# TRY IT:
What is needed is an exact copy of the line with "Output a JSON" and all lines that follow it in the entries below, the last line included.

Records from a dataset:
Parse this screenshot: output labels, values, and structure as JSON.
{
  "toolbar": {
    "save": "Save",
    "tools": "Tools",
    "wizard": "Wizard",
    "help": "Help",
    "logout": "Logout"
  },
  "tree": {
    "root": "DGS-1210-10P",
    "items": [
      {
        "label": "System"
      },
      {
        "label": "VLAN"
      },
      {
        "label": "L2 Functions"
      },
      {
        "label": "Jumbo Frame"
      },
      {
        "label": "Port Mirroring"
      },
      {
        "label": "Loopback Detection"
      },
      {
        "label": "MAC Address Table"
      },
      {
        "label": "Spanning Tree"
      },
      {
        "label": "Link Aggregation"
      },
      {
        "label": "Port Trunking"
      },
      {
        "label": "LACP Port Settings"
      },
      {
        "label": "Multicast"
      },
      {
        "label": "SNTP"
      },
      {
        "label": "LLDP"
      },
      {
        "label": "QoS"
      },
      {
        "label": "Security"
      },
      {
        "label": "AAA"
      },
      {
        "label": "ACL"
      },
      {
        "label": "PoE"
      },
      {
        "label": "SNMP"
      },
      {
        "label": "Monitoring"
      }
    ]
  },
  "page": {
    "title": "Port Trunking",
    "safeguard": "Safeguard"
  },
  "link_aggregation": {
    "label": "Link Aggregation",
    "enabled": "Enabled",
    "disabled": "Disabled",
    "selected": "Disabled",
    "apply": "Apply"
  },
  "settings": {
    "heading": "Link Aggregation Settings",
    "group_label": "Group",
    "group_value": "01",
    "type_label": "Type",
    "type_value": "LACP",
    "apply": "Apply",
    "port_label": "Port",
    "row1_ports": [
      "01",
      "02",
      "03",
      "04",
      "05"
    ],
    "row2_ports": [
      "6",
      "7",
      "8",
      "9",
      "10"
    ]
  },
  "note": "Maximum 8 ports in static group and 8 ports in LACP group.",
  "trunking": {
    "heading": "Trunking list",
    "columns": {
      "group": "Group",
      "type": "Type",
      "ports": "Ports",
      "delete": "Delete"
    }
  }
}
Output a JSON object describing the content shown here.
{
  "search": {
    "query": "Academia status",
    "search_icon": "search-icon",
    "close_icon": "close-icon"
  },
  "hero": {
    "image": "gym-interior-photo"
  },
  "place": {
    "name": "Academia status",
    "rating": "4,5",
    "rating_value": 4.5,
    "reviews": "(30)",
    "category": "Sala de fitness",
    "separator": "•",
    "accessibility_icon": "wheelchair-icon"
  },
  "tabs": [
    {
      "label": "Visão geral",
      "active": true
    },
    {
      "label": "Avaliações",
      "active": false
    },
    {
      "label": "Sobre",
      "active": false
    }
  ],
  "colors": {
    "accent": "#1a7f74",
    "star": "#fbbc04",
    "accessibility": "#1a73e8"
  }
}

# ANSWER SPACE:
Output a JSON object describing the content shown here.
{
  "search": {
    "query": "Academia status",
    "search_icon": "search-icon",
    "close_icon": "close-icon"
  },
  "hero": {
    "image": "gym-interior-photo"
  },
  "place": {
    "name": "Academia status",
    "rating": "4,5",
    "rating_value": 4.5,
    "reviews": "(30)",
    "category": "Sala de fitness",
    "separator": "•",
    "accessibility_icon": "wheelchair-icon"
  },
  "tabs": [
    {
      "label": "Visão geral",
      "active": true
    },
    {
      "label": "Avaliações",
      "active": false
    },
    {
      "label": "Sobre",
      "active": false
    }
  ],
  "colors": {
    "accent": "#1a7f74",
    "star": "#fbbc04",
    "accessibility": "#1a73e8"
  }
}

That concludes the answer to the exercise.